■ **TASK DESCRIPTION**: Copy out each line below containing "HEADERS".

--- AVAILABLE DATA Enclosed Below ---

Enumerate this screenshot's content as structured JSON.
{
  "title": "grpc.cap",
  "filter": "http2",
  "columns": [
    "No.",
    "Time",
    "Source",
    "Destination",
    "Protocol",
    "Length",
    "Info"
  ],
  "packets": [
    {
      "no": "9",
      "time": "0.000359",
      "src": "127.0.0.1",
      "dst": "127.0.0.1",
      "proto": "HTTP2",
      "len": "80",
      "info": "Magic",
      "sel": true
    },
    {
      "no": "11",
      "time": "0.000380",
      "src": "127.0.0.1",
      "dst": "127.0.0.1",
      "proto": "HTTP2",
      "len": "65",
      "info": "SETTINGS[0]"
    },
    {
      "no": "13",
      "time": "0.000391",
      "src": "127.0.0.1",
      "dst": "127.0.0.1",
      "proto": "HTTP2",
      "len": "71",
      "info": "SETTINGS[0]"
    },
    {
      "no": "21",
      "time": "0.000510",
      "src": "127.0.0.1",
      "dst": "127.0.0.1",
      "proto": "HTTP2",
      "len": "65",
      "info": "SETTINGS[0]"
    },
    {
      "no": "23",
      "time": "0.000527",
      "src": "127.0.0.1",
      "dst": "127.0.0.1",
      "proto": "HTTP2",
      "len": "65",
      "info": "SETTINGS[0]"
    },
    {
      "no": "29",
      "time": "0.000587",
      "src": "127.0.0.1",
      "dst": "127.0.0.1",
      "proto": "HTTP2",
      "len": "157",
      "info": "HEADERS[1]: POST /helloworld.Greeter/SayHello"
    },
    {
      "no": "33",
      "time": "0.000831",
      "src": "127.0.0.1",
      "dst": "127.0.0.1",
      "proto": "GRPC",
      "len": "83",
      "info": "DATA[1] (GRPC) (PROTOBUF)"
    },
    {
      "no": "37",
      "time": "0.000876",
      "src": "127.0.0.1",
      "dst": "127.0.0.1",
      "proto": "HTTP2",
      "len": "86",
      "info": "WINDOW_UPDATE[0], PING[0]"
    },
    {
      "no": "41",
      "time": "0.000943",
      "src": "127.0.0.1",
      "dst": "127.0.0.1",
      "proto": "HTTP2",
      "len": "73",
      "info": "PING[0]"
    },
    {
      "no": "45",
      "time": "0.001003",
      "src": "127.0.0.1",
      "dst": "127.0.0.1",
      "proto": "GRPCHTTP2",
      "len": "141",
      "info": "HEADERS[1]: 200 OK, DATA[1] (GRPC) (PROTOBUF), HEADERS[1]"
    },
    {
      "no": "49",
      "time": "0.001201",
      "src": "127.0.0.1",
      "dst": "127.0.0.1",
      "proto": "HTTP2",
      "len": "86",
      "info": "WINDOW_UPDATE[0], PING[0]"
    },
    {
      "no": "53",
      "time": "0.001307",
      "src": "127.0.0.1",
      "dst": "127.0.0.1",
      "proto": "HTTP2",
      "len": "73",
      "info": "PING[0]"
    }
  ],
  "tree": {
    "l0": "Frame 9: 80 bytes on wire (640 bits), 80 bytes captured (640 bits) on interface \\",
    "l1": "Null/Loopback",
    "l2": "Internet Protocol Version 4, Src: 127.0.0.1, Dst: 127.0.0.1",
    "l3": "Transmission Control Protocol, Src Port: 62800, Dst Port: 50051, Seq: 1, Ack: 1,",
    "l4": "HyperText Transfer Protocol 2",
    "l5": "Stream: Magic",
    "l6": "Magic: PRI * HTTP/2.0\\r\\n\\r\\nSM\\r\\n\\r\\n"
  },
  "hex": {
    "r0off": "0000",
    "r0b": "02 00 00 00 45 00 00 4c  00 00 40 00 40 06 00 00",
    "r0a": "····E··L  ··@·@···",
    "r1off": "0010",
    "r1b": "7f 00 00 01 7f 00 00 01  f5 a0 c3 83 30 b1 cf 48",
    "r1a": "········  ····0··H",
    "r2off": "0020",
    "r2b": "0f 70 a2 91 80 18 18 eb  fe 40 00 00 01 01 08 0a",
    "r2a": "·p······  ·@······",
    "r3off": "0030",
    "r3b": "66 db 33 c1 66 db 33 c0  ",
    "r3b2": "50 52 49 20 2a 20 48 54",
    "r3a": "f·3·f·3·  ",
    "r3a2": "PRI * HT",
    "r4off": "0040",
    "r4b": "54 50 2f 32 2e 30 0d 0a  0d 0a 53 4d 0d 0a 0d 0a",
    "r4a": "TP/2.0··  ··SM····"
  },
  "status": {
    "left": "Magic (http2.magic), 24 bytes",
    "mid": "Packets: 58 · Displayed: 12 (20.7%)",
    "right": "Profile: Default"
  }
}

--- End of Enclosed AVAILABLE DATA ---

■ **ANSWER SPACE**:
      "info": "HEADERS[1]: POST /helloworld.Greeter/SayHello"
      "info": "HEADERS[1]: 200 OK, DATA[1] (GRPC) (PROTOBUF), HEADERS[1]"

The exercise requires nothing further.